Rokita’s new handbook practically is a call to arms for Hoosier parents to swarm school board meetings, school administrator offices, teacher classrooms and the Indiana Statehouse demanding answers about everything their child may potentially encounter in a school building on any given day.

You may wonder–as I do–why the Attorney General is sticking his nose in an arena that is very clearly under the jurisdiction of Indiana’s Department of Education, especially since Indiana citizens no longer choose the head of that department. (When a prior, elected Secretary of Education proved unwilling to follow the party line down various rabbit-holes, the post was made appointive; presumably, occupants of the position are now more obedient.) But then, as my previous posts have demonstrated, Rokita consistently shows little or no interest in the enumerated duties of the Attorney General’s office unless those duties offer him a PR opportunity.

In this latest screed, he writes

“Having your child’s school and its employees work against you as you raise your family according to your Hoosier values shouldn’t be allowed.”

And what are those “Hoosier values”? Whatever they are, they are evidently under attack. Rokita enumerates a series of GOP wedge issues that parents should be particularly be concerned about because–or so he tells them– they have a “polarizing effect on education instruction.”

Those “polarizing” topics include: Critical Race Theory, Critical Theory, Critical Gender Theory, “Teaching for Tolerance,” “Learning for Justice” and gender fluidity.

Rokita also observes that, unlike other states, Hoosier lawmakers have not taken steps to prohibit instruction on these topics in Indiana classrooms, and he reminds parents they have a right to petition the Republican-controlled General Assembly to take such action….

Rokita’s guide also delves into the rights of parents to make health care decisions on behalf of their minor children, advises parents how to complain about school face mask requirements amid the COVID-19 pandemic and discusses the abstinence-only foundation of Indiana’s human sexuality instruction.

“It should be noted that schools are prohibited from asking students about their gender identity or sexual behaviors or attitudes in sex education classes, or any other classes,” Rokita said.

The entire “Parents Bill of Rights” is a “look at me–I’m with you” message to the angry and misinformed parents who have descended on school board meetings to demand a curriculum with which they can feel comfortable. I will refrain from characterizing their desired curriculum, except to note that historical accuracy and civics education–especially study of the First and Fourteenth Amendments (Separation of Church and State and the Equal Protection clause)– are not what they are demanding.

If we’re looking for the causes of “polarization,” we need look no farther than Rokita, the lawmakers who agree with him, and the parents that they and the other Republican culture warriors are gleefully manipulating.

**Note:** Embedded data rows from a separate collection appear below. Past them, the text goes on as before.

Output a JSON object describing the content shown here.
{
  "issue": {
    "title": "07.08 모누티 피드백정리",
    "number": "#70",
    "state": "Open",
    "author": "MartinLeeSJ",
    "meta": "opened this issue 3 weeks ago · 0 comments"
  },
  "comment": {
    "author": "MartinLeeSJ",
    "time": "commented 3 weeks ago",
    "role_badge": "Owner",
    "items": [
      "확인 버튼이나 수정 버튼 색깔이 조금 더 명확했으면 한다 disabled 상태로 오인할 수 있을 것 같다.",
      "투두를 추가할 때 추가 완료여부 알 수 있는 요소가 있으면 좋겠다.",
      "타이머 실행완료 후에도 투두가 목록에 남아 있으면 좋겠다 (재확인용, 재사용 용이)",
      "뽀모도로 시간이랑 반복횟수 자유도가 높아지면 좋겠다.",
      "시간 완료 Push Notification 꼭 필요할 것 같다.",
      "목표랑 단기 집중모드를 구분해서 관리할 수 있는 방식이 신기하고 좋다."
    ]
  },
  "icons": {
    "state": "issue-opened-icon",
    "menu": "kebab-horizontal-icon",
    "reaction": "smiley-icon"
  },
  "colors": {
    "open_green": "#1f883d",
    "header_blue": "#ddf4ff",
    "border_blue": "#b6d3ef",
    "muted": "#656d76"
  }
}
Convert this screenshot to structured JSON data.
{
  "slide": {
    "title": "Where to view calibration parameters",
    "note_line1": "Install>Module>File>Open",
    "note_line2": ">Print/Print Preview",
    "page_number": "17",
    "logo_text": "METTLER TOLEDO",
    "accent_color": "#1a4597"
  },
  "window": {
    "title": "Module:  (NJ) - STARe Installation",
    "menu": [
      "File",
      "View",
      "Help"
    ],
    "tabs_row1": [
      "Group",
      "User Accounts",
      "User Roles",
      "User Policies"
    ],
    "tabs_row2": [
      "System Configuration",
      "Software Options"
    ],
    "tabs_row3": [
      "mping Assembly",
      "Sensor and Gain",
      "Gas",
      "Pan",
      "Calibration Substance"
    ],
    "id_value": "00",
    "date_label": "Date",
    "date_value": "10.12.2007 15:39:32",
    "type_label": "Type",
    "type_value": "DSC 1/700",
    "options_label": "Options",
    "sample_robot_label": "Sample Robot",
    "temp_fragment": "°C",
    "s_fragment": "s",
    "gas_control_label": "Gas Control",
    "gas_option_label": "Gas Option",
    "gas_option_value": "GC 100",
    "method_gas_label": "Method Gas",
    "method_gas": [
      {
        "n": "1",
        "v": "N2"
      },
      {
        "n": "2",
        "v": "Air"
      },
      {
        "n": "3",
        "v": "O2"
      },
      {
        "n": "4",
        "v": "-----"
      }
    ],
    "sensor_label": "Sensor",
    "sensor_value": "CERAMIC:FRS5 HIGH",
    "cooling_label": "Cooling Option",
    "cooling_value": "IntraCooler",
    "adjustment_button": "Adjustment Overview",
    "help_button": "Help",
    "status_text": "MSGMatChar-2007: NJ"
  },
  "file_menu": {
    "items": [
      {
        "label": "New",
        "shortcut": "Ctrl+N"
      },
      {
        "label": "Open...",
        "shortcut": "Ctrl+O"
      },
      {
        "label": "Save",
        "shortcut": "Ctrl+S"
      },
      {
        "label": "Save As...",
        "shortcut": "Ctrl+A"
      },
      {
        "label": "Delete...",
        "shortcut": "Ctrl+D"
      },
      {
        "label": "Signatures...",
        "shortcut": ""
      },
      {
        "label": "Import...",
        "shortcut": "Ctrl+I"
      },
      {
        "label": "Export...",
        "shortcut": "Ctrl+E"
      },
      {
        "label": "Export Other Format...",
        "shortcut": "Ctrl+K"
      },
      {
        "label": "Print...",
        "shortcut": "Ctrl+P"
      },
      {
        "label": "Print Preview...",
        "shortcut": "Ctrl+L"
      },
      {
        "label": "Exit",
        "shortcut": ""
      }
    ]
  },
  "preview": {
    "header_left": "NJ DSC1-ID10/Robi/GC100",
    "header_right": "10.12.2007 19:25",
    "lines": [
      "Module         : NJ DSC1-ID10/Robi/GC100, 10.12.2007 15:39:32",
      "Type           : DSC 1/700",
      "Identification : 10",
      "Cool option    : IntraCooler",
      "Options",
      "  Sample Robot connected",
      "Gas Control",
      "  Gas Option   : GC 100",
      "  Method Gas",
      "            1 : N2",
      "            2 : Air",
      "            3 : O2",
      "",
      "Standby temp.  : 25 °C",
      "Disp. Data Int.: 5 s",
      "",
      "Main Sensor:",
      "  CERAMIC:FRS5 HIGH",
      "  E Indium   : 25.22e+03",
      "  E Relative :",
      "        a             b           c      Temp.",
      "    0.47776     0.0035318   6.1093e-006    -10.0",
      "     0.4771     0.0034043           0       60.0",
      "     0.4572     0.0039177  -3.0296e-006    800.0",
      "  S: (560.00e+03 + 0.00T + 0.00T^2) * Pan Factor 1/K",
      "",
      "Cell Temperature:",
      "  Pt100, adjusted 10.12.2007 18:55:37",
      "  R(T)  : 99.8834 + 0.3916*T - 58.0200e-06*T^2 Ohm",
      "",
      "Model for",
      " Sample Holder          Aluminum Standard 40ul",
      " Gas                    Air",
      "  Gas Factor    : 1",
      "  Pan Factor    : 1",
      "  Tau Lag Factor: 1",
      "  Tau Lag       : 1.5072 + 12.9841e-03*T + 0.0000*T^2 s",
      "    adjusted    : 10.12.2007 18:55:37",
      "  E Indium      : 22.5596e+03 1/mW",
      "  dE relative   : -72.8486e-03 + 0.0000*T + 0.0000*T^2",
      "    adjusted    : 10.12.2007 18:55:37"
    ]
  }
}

I would love to believe that the transparency of Rokita’s pandering, along with his other off-putting behaviors, will repel Indiana voters and dash his gubernatorial ambitions. He is, after all, held in considerable disdain among Hoosier politicos– very much including Republican ones.

But this is Indiana.